Data supplied
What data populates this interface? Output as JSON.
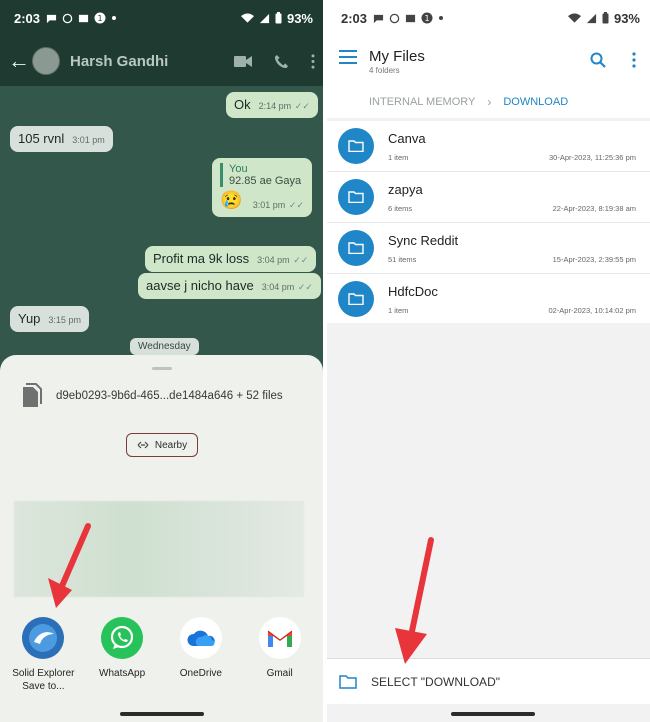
{
  "status_left": {
    "time": "2:03",
    "battery": "93%"
  },
  "status_right": {
    "time": "2:03",
    "battery": "93%"
  },
  "chat": {
    "contact_name": "Harsh Gandhi",
    "messages": [
      {
        "text": "Ok",
        "time": "2:14 pm",
        "dir": "out"
      },
      {
        "text": "105 rvnl",
        "time": "3:01 pm",
        "dir": "in"
      },
      {
        "quote_who": "You",
        "quote_text": "92.85 ae Gaya",
        "emoji": "😢",
        "time": "3:01 pm",
        "dir": "out"
      },
      {
        "text": "Profit ma 9k loss",
        "time": "3:04 pm",
        "dir": "out"
      },
      {
        "text": "aavse j nicho have",
        "time": "3:04 pm",
        "dir": "out"
      },
      {
        "text": "Yup",
        "time": "3:15 pm",
        "dir": "in"
      }
    ],
    "date_label": "Wednesday"
  },
  "share_sheet": {
    "file_label": "d9eb0293-9b6d-465...de1484a646 + 52 files",
    "nearby_label": "Nearby",
    "apps": [
      {
        "name": "Solid Explorer",
        "sub": "Save to...",
        "icon": "solid-explorer-icon"
      },
      {
        "name": "WhatsApp",
        "sub": "",
        "icon": "whatsapp-icon"
      },
      {
        "name": "OneDrive",
        "sub": "",
        "icon": "onedrive-icon"
      },
      {
        "name": "Gmail",
        "sub": "",
        "icon": "gmail-icon"
      }
    ]
  },
  "files": {
    "title": "My Files",
    "subtitle": "4 folders",
    "breadcrumb": [
      "INTERNAL MEMORY",
      "DOWNLOAD"
    ],
    "folders": [
      {
        "name": "Canva",
        "count": "1 item",
        "date": "30-Apr-2023, 11:25:36 pm"
      },
      {
        "name": "zapya",
        "count": "6 items",
        "date": "22-Apr-2023, 8:19:38 am"
      },
      {
        "name": "Sync Reddit",
        "count": "51 items",
        "date": "15-Apr-2023, 2:39:55 pm"
      },
      {
        "name": "HdfcDoc",
        "count": "1 item",
        "date": "02-Apr-2023, 10:14:02 pm"
      }
    ],
    "select_label": "SELECT \"DOWNLOAD\""
  },
  "colors": {
    "accent_blue": "#1f86c7",
    "arrow_red": "#e8343b",
    "chat_bg": "#33574a"
  }
}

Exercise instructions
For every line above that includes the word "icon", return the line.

Result for this exercise
        "icon": "solid-explorer-icon"
        "icon": "whatsapp-icon"
        "icon": "onedrive-icon"
        "icon": "gmail-icon"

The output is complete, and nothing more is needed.